Every year in July, we go with Katey’s family to Emerald Isle, North Carolina. We spend a lot of time resting, sharing meals, talking, and watching the ocean from the porch. I love and savor these slow times.
God often uses his craftsmanship in nature to teach me new things, or to gain my attention. Because he has made me as a designer and artist, I see his artistry in the cosmos. I see nature not as an accident, but finely tuned and designed with care.
So as I sat watching a storm roll in over the Atlantic last week, I was struck by how slowly it moved—how it molded itself into continuously new forms. Over the course of an hour, the darkness moved towards me, the lightning and distinct shadows of rainfall dotting the white horizon seemed hardly to move, and yet the cloud grew larger imperceptibly.
We live in a culture of speed. As a designer, I am constantly feeling rushed to work and to innovate. Hardly anything nature moves as quickly. We do not sit to watch a seed sprout, a lake form, a glacier melt, a mountain born. It is the way in which God intended nature where I see the fault in humans to hurry life along.
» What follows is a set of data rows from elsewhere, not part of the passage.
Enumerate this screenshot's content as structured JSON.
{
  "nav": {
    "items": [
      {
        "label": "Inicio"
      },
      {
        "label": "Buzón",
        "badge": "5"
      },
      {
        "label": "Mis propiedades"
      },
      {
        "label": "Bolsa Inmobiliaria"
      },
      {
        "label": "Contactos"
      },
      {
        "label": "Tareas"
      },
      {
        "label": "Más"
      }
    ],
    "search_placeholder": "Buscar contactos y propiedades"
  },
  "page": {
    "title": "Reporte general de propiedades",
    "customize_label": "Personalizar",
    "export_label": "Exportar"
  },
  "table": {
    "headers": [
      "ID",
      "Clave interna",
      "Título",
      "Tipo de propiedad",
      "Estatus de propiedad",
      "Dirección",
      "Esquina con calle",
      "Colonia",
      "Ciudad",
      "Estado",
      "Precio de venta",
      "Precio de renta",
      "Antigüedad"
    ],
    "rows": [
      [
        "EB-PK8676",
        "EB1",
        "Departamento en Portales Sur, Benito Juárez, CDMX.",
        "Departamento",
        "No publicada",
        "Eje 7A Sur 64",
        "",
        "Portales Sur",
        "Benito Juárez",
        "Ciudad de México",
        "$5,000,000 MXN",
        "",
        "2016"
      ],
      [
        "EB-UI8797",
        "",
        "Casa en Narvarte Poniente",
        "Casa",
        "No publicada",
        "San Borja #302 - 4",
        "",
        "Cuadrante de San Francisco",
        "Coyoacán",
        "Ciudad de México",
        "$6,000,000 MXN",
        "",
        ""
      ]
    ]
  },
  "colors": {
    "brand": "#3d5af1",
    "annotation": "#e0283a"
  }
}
Even in spiritual growth, I often pray speedily, counting on spiritual fruit to be grown swiftly. I think it is no mistake that in Galatians 5, Paul articulates the fruit of the spirit. I pray often that I would grow in love and kindness, expecting these virtues to have been completed within a week. Who ever watched an apple grow within a week? It requires the planting of the seed, the searching of the roots, the growing of the trunk, the slow formation of the branch, and seasons of poorly grown apples before a sweet one can be picked.
It is with this thought that I trust God in his workings of time. Though he exists outside of time, he has formed it and governs it. He will cultivate fruit in us in due time if we simply step out of the way and let him.